Common Signs You Might Have Adult ADHD

by Elizabeth Broadbent
Originally Published: 

Adult ADHD isn’t forgetting your keys. It’s not acting spacey, or having trouble matching names to faces, or difficulty concentrating on a conversation. It’s not trouble with social conventions or blurting things out at random or freaking out when confronted with a multi-step task. It doesn’t mean that you don’t know where to start. It doesn’t mean that you get easily overwhelmed by small tasks. It doesn’t mean that adulting is incredibly difficult. It doesn’t mean that you can’t start basic tasks, like laundry, or that you might exist in a swirl of chaos.

Adult ADHD means all these things at once.

There are a lot of misconceptions about adult ADHD. Either people think adults don’t get ADHD at all — that it’s a kids’ condition women manufacture in order to pop methamphetamines for weight loss — or that they, personally, have a raging case of ADHD because they forgot where they put their car keys.

Neither of these things is true.

I wasn’t diagnosed with ADHD until I was 32, but when I was, everything clicked into place. I wasn’t lazy. I wasn’t spacey. I wasn’t nuts, or morally deficient, or somehow broken. I am, instead, non-neurotypical. Literally. My neural pathways are not wired the same way yours are. This is value-neutral. It’s not a sickness or a pathology; it just is. It means I need special drugs to help me function in a world built for neurotypical people. But it doesn’t mean that I’m somehow deficient. I just have ADHD, like 4.4% of the US adult population does. However, unlike an incredible 80% of them, I seek treatment for it. Sound crazy? That’s because most people don’t know they have it.

Maybe you wonder if you’ve got it. While only a doctor can give you real answers, here are some things that, when taken together, may point to adult ADHD, according to some major ADHD experts and symptom tests.

1. You lose things all the things all the time.

Not a few things from time to time. You lose everything. It’s a running joke that you can’t get out of the house without forgetting something. Your diaper bag didn’t contain diapers (like mine). You lock your keys in the car, in the house. I left my car running in the Target parking lot the other day with the keys locked inside them. As Health says, if “losing your cell phone, wallet, or keys is part of your daily routine,” you may be looking at adult ADHD.

2. You have poor time management skills (i.e, you’re always late and so is all your stuff).

Always the last mom at the playdate?
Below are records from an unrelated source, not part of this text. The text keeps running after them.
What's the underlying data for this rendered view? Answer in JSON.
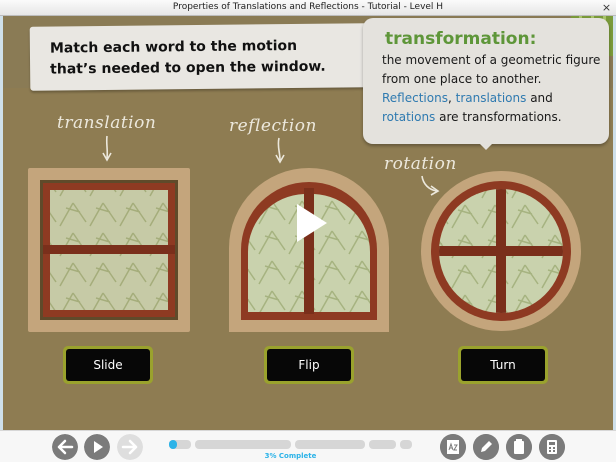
{
  "window": {
    "title": "Properties of Translations and Reflections - Tutorial - Level H",
    "close_glyph": "×"
  },
  "instruction": {
    "line1": "Match each word to the motion",
    "line2": "that’s needed to open the window."
  },
  "definition": {
    "term": "transformation:",
    "text_1": "the movement of a geometric figure from one place to another.",
    "link_1": "Reflections",
    "sep_1": ", ",
    "link_2": "translations",
    "text_2": " and",
    "link_3": "rotations",
    "text_3": " are transformations."
  },
  "labels": {
    "translation": "translation",
    "reflection": "reflection",
    "rotation": "rotation"
  },
  "buttons": {
    "slide": "Slide",
    "flip": "Flip",
    "turn": "Turn"
  },
  "toolbar": {
    "progress_percent": 3,
    "progress_label": "3% Complete",
    "icons": [
      "back-icon",
      "play-icon",
      "forward-icon",
      "glossary-icon",
      "pencil-icon",
      "clipboard-icon",
      "calculator-icon"
    ]
  },
  "colors": {
    "stage_background": "#8e7c52",
    "term_green": "#5e9639",
    "link_blue": "#2f7ab0",
    "button_border": "#9aa22d",
    "progress_blue": "#2cb3e8",
    "window_frame": "#c4a57c",
    "window_sash": "#8e3a22"
  }
}
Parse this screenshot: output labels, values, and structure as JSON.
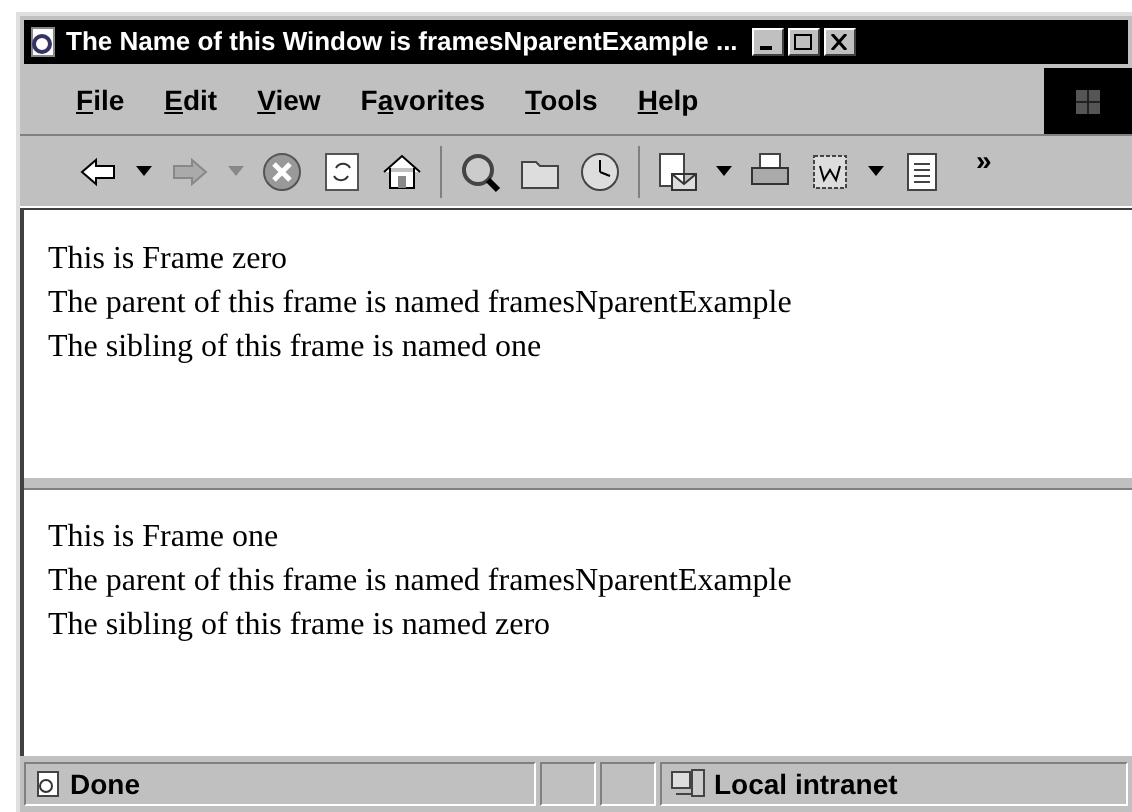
{
  "window": {
    "title": "The Name of this Window is framesNparentExample ..."
  },
  "menu": [
    {
      "key": "F",
      "after": "ile"
    },
    {
      "key": "E",
      "after": "dit"
    },
    {
      "key": "V",
      "after": "iew"
    },
    {
      "before": "F",
      "key": "a",
      "after": "vorites"
    },
    {
      "key": "T",
      "after": "ools"
    },
    {
      "key": "H",
      "after": "elp"
    }
  ],
  "toolbar": {
    "overflow": "»"
  },
  "frames": [
    {
      "lines": [
        "This is Frame zero",
        "The parent of this frame is named framesNparentExample",
        "The sibling of this frame is named one"
      ]
    },
    {
      "lines": [
        "This is Frame one",
        "The parent of this frame is named framesNparentExample",
        "The sibling of this frame is named zero"
      ]
    }
  ],
  "status_bar": {
    "status": "Done",
    "zone": "Local intranet"
  }
}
Always running fifteen minutes behind? Yeah, I used to be, until I got on some serious meds. More than just being late, though, you can’t hit deadlines. You put things off until you’re freaking out about them, and then you’re freaking out so bad you become paralyzed and things never get done. You may be unable to keep a calendar and double-book yourself all the time.

3. You may have trouble with impulsiveness.

This means a lot of things to a lot of different people. For a while, it meant I would spend enormous sums of money at Target on a regular basis. I also have a tendency to say whatever I’m thinking whenever I’m thinking it without regard to niceties like conversational turns, which have eluded me since I was a child. You also could have issues with alcohol or drugs (ADDitude says that people with adult ADHD tend to suffer from elevated rates of alcoholism).

4. A “hot temper” can be another symptom.

Super-pissed all the time? I thought I was just a rage monkey. No, I just have adult ADHD. Many of us are hypersensitive to criticism, real or imagined, and it can make us fly off the handle.

5. You have trouble getting organized.

If your house is mess, your car is a mess, your laundry is in piles, you can’t find those tax forms, you can’t turn in important papers on time, you can’t remember when you run out of dog food, toilet paper, or trashbags, then you might want to look at getting screened. And yes, with two adults with ADHD, I just described my household.

6. You also may have poor listening skills.

This could be for many reasons. You could be easily distracted (another symptom in itself). You could be so busy thinking of what to say, with your brain running a mile a minute (yet another symptom) that you aren’t paying attention to what the other person is saying. Or you’re just simply spacing out.

7. You’re easily distracted.

You know the old “Look! A squirrel!” joke? Yeah, it’s kind of like that, except for real life. You get on the internet to do one thing, but are swiftly distracted by another and another and another, until it’s an hour later and you remembered you were supposed to be doing what again? You may walk into a room and forget to walk out of it again.

8. Important tasks go undone.

Because you’re either too freaked out to do them, too disorganized to do them, or too spaced out to remember to get them done. Things like wedding thank-you notes and taxes and dentist appointments for you kids. Things that would horrify other people. If this is you, seek help.

If you find yourself nodding along with more than a few of these symptoms, talk to a doctor. This isn’t medical advice, just a gently urging to take care of yourself and your health. Adult ADHD can be managed in a variety of ways, from behavioral therapy to medication. But if you have it, it is possible to get your life back on track. I did. And even though my car isn’t clean, my socks match. Most days.

This article was originally published on